The TinyBoy 3D printer is a perfect addition for your child’s desktop. Meant for kids, it’s a piece of 3D printing equipment that won’t take up much space, or break the bank; in fact, it’s so affordable, you may want several.
A great match for any classroom, the TinyBoy is targeting younger students — and was designed by students — with an interest in providing equipment to the future designers and engineers of the world. It serves its purpose with a diminutive size that can pump out small 3D models and do so affordably, on every level. It has a sleek clear acrylic design, so that kids can see the inner mechanics — another plus. Not only can they pump out 3D models, you can be pumping out these 3D printers yourselves and setting up an entire science lab, as well as sharing the 3D printing love.

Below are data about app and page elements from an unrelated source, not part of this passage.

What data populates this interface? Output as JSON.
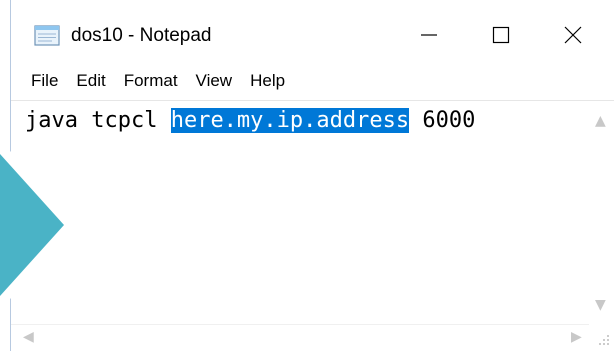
{
  "window": {
    "title": "dos10 - Notepad",
    "accent_color": "#4ab3c6"
  },
  "caption_buttons": {
    "minimize_icon": "minimize-icon",
    "maximize_icon": "maximize-icon",
    "close_icon": "close-icon"
  },
  "menu": {
    "items": [
      "File",
      "Edit",
      "Format",
      "View",
      "Help"
    ]
  },
  "editor": {
    "text_before": "java tcpcl ",
    "text_selected": "here.my.ip.address",
    "text_after": " 6000",
    "selection_color": "#0078d7"
  }
}
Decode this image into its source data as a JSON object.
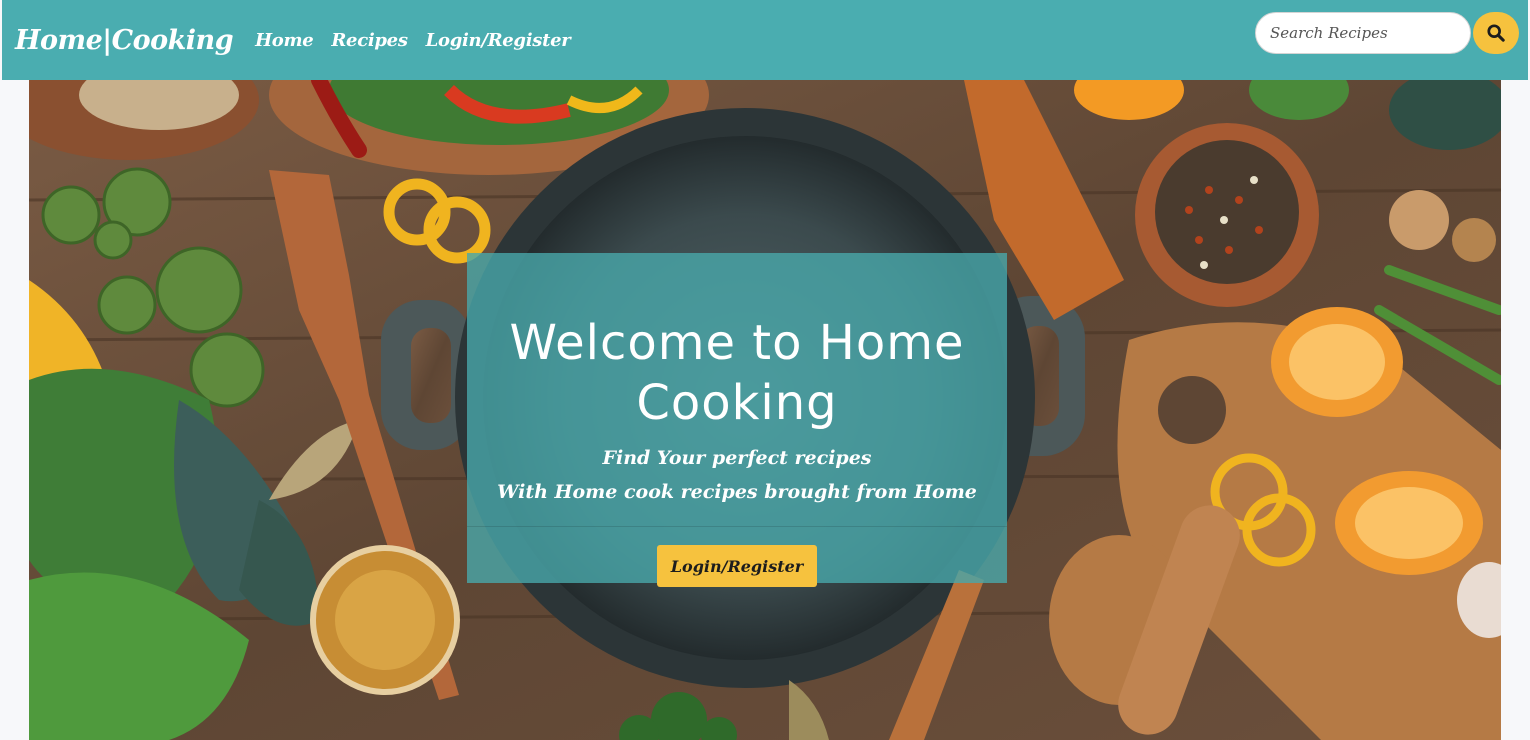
{
  "navbar": {
    "brand": "Home|Cooking",
    "links": [
      "Home",
      "Recipes",
      "Login/Register"
    ],
    "search": {
      "placeholder": "Search Recipes",
      "value": ""
    }
  },
  "hero": {
    "title": "Welcome to Home Cooking",
    "subtitle_line1": "Find Your perfect recipes",
    "subtitle_line2": "With Home cook recipes brought from Home",
    "cta_label": "Login/Register"
  },
  "colors": {
    "nav_background": "#4aadb0",
    "accent_yellow": "#f6c23e",
    "overlay_teal": "#48a8aa",
    "text_light": "#ffffff"
  },
  "icons": {
    "search_button": "search-icon"
  }
}
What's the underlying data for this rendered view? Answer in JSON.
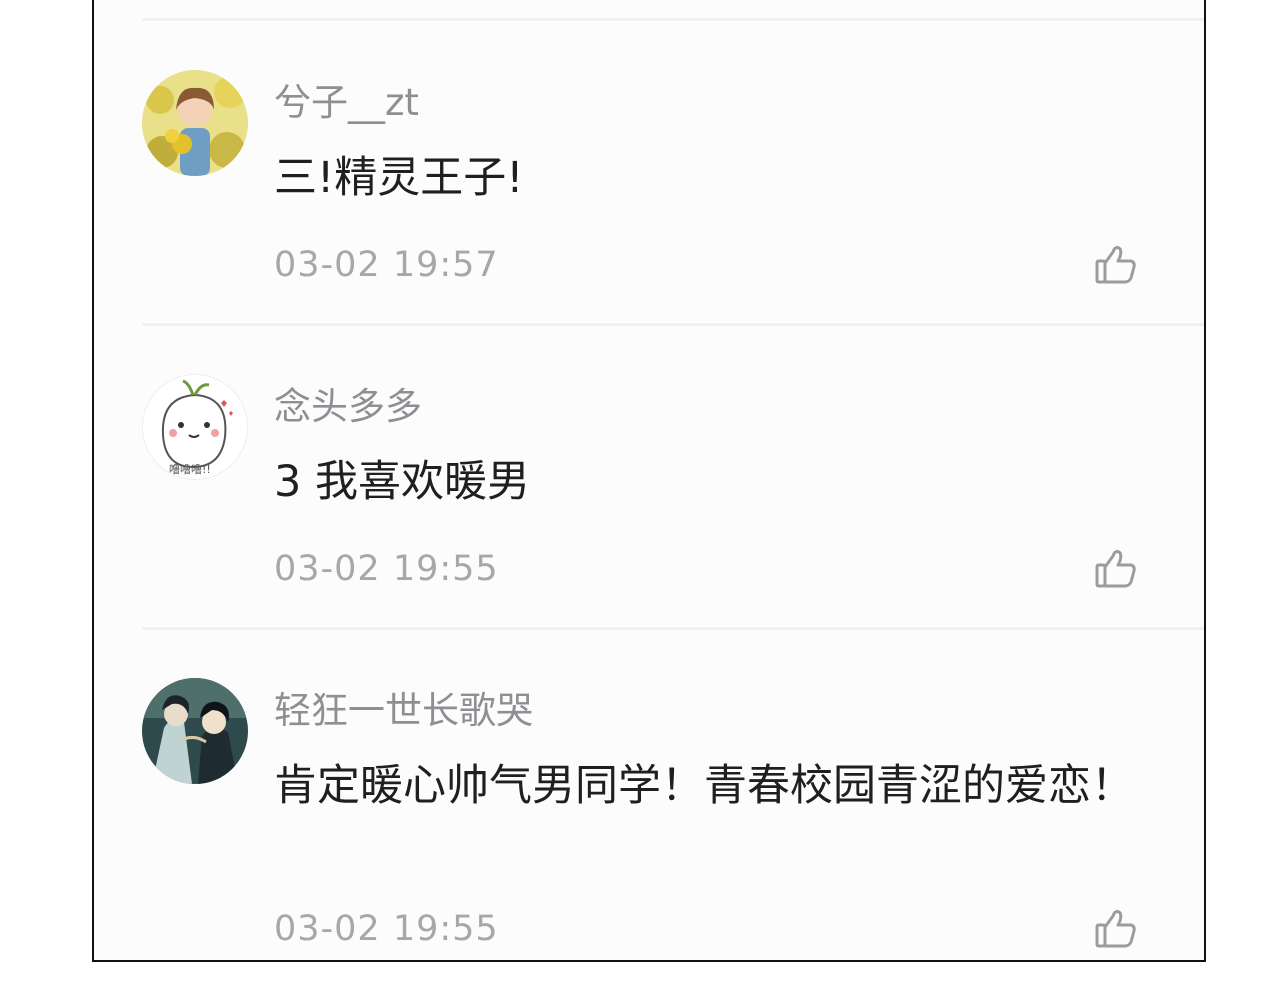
{
  "comments": [
    {
      "username": "兮子__zt",
      "content": "三!精灵王子!",
      "time": "03-02 19:57",
      "avatar_icon": "avatar-girl-flowers"
    },
    {
      "username": "念头多多",
      "content": "3 我喜欢暖男",
      "time": "03-02 19:55",
      "avatar_icon": "avatar-cartoon-bun"
    },
    {
      "username": "轻狂一世长歌哭",
      "content": "肯定暖心帅气男同学！青春校园青涩的爱恋！",
      "time": "03-02 19:55",
      "avatar_icon": "avatar-anime-pair"
    }
  ],
  "colors": {
    "username": "#8e8e93",
    "content": "#1f1f1f",
    "time": "#a7a7ab",
    "icon": "#9c9ca0"
  }
}
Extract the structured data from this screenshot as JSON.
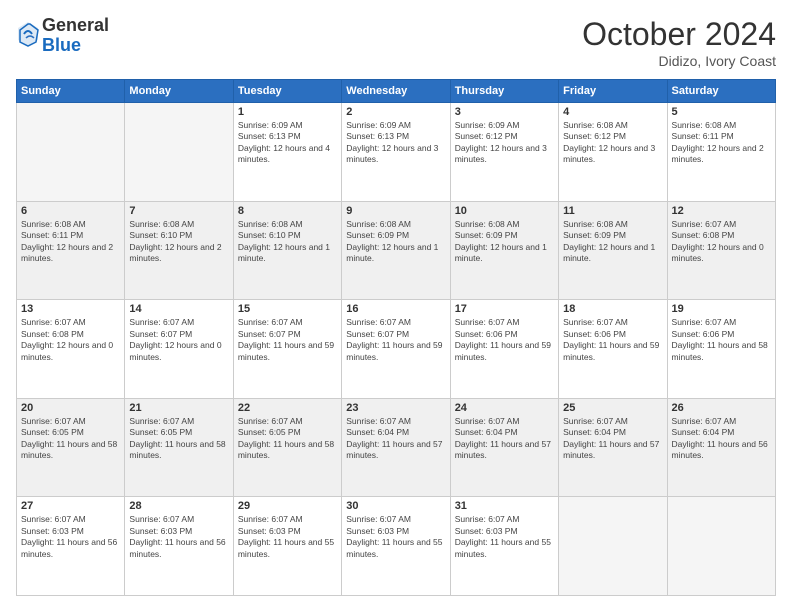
{
  "logo": {
    "general": "General",
    "blue": "Blue"
  },
  "header": {
    "month": "October 2024",
    "location": "Didizo, Ivory Coast"
  },
  "weekdays": [
    "Sunday",
    "Monday",
    "Tuesday",
    "Wednesday",
    "Thursday",
    "Friday",
    "Saturday"
  ],
  "weeks": [
    [
      {
        "day": "",
        "empty": true
      },
      {
        "day": "",
        "empty": true
      },
      {
        "day": "1",
        "sunrise": "Sunrise: 6:09 AM",
        "sunset": "Sunset: 6:13 PM",
        "daylight": "Daylight: 12 hours and 4 minutes."
      },
      {
        "day": "2",
        "sunrise": "Sunrise: 6:09 AM",
        "sunset": "Sunset: 6:13 PM",
        "daylight": "Daylight: 12 hours and 3 minutes."
      },
      {
        "day": "3",
        "sunrise": "Sunrise: 6:09 AM",
        "sunset": "Sunset: 6:12 PM",
        "daylight": "Daylight: 12 hours and 3 minutes."
      },
      {
        "day": "4",
        "sunrise": "Sunrise: 6:08 AM",
        "sunset": "Sunset: 6:12 PM",
        "daylight": "Daylight: 12 hours and 3 minutes."
      },
      {
        "day": "5",
        "sunrise": "Sunrise: 6:08 AM",
        "sunset": "Sunset: 6:11 PM",
        "daylight": "Daylight: 12 hours and 2 minutes."
      }
    ],
    [
      {
        "day": "6",
        "sunrise": "Sunrise: 6:08 AM",
        "sunset": "Sunset: 6:11 PM",
        "daylight": "Daylight: 12 hours and 2 minutes."
      },
      {
        "day": "7",
        "sunrise": "Sunrise: 6:08 AM",
        "sunset": "Sunset: 6:10 PM",
        "daylight": "Daylight: 12 hours and 2 minutes."
      },
      {
        "day": "8",
        "sunrise": "Sunrise: 6:08 AM",
        "sunset": "Sunset: 6:10 PM",
        "daylight": "Daylight: 12 hours and 1 minute."
      },
      {
        "day": "9",
        "sunrise": "Sunrise: 6:08 AM",
        "sunset": "Sunset: 6:09 PM",
        "daylight": "Daylight: 12 hours and 1 minute."
      },
      {
        "day": "10",
        "sunrise": "Sunrise: 6:08 AM",
        "sunset": "Sunset: 6:09 PM",
        "daylight": "Daylight: 12 hours and 1 minute."
      },
      {
        "day": "11",
        "sunrise": "Sunrise: 6:08 AM",
        "sunset": "Sunset: 6:09 PM",
        "daylight": "Daylight: 12 hours and 1 minute."
      },
      {
        "day": "12",
        "sunrise": "Sunrise: 6:07 AM",
        "sunset": "Sunset: 6:08 PM",
        "daylight": "Daylight: 12 hours and 0 minutes."
      }
    ],
    [
      {
        "day": "13",
        "sunrise": "Sunrise: 6:07 AM",
        "sunset": "Sunset: 6:08 PM",
        "daylight": "Daylight: 12 hours and 0 minutes."
      },
      {
        "day": "14",
        "sunrise": "Sunrise: 6:07 AM",
        "sunset": "Sunset: 6:07 PM",
        "daylight": "Daylight: 12 hours and 0 minutes."
      },
      {
        "day": "15",
        "sunrise": "Sunrise: 6:07 AM",
        "sunset": "Sunset: 6:07 PM",
        "daylight": "Daylight: 11 hours and 59 minutes."
      },
      {
        "day": "16",
        "sunrise": "Sunrise: 6:07 AM",
        "sunset": "Sunset: 6:07 PM",
        "daylight": "Daylight: 11 hours and 59 minutes."
      },
      {
        "day": "17",
        "sunrise": "Sunrise: 6:07 AM",
        "sunset": "Sunset: 6:06 PM",
        "daylight": "Daylight: 11 hours and 59 minutes."
      },
      {
        "day": "18",
        "sunrise": "Sunrise: 6:07 AM",
        "sunset": "Sunset: 6:06 PM",
        "daylight": "Daylight: 11 hours and 59 minutes."
      },
      {
        "day": "19",
        "sunrise": "Sunrise: 6:07 AM",
        "sunset": "Sunset: 6:06 PM",
        "daylight": "Daylight: 11 hours and 58 minutes."
      }
    ],
    [
      {
        "day": "20",
        "sunrise": "Sunrise: 6:07 AM",
        "sunset": "Sunset: 6:05 PM",
        "daylight": "Daylight: 11 hours and 58 minutes."
      },
      {
        "day": "21",
        "sunrise": "Sunrise: 6:07 AM",
        "sunset": "Sunset: 6:05 PM",
        "daylight": "Daylight: 11 hours and 58 minutes."
      },
      {
        "day": "22",
        "sunrise": "Sunrise: 6:07 AM",
        "sunset": "Sunset: 6:05 PM",
        "daylight": "Daylight: 11 hours and 58 minutes."
      },
      {
        "day": "23",
        "sunrise": "Sunrise: 6:07 AM",
        "sunset": "Sunset: 6:04 PM",
        "daylight": "Daylight: 11 hours and 57 minutes."
      },
      {
        "day": "24",
        "sunrise": "Sunrise: 6:07 AM",
        "sunset": "Sunset: 6:04 PM",
        "daylight": "Daylight: 11 hours and 57 minutes."
      },
      {
        "day": "25",
        "sunrise": "Sunrise: 6:07 AM",
        "sunset": "Sunset: 6:04 PM",
        "daylight": "Daylight: 11 hours and 57 minutes."
      },
      {
        "day": "26",
        "sunrise": "Sunrise: 6:07 AM",
        "sunset": "Sunset: 6:04 PM",
        "daylight": "Daylight: 11 hours and 56 minutes."
      }
    ],
    [
      {
        "day": "27",
        "sunrise": "Sunrise: 6:07 AM",
        "sunset": "Sunset: 6:03 PM",
        "daylight": "Daylight: 11 hours and 56 minutes."
      },
      {
        "day": "28",
        "sunrise": "Sunrise: 6:07 AM",
        "sunset": "Sunset: 6:03 PM",
        "daylight": "Daylight: 11 hours and 56 minutes."
      },
      {
        "day": "29",
        "sunrise": "Sunrise: 6:07 AM",
        "sunset": "Sunset: 6:03 PM",
        "daylight": "Daylight: 11 hours and 55 minutes."
      },
      {
        "day": "30",
        "sunrise": "Sunrise: 6:07 AM",
        "sunset": "Sunset: 6:03 PM",
        "daylight": "Daylight: 11 hours and 55 minutes."
      },
      {
        "day": "31",
        "sunrise": "Sunrise: 6:07 AM",
        "sunset": "Sunset: 6:03 PM",
        "daylight": "Daylight: 11 hours and 55 minutes."
      },
      {
        "day": "",
        "empty": true
      },
      {
        "day": "",
        "empty": true
      }
    ]
  ]
}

Meant to be a ‘cheap 3D printer solution’ the creators aren’t touting the TinyBoy to be anything other than what it is, which is a quality way for kids to 3D print small pieces, with a build plate meant for small figurines and designs. Sized overall at 15 x 15 x 22 cm, the TinyBoy’s build plate is 8.5 x 8.5 x 8.5 cm.
Because the printer is so small, maintenance and material costs are small as well. The amazing thing though is that if you have the skills and wherewithal to 3D print the parts, your kids or students can have the TinyBoy all to themselves for about $130. With the main material being acrylic, you will need the overhead of a 3D printer and a laser cutter, which are the clinchers for this deal, but these items can be borrowed for the project as well. The $130 bottom line can be reduced as well if you are interested in making your own 3D printing school lab and are producing a higher volume of your own 3D printers.
The TinyBoy team operates under the open-source design concept and encourages other young people not only to manufacture and assemble the TinyBoy 3D printers themselves, but to pass them on to other young 3D printing novices and enthusiasts. It can also be assembled from a kit with just a screwdriver.
Created by Parker Leung of Hong Kong, the TinyBoy is no flash in the pan, just jumping on the 3D printing bandwagon sort of project. It’s been in development for almost four years, and was first demonstrated in Taiwan, where it was met with great curiosity by children who wanted to know all about the mechanics of the 3D printer. The team notes that on a couple of occasions small kids got a bit too close to the TinyBoy as it was printing, but the enthusiasm was greatly appreciated with good humor.
The TinyBoy has passed internal ‘stress tests,’ refinements have been made, and it’s ready for the public to enjoy. You can download the files from Thingiverse, as well as Github. Is this a 3D printer you would be interested in making or purchasing the kit for? What do you think of the compact size, and can you see it being realistic for making a student lab? Tell us your thoughts in the TinyBoy 3D Printer forum over at 3DPB.com.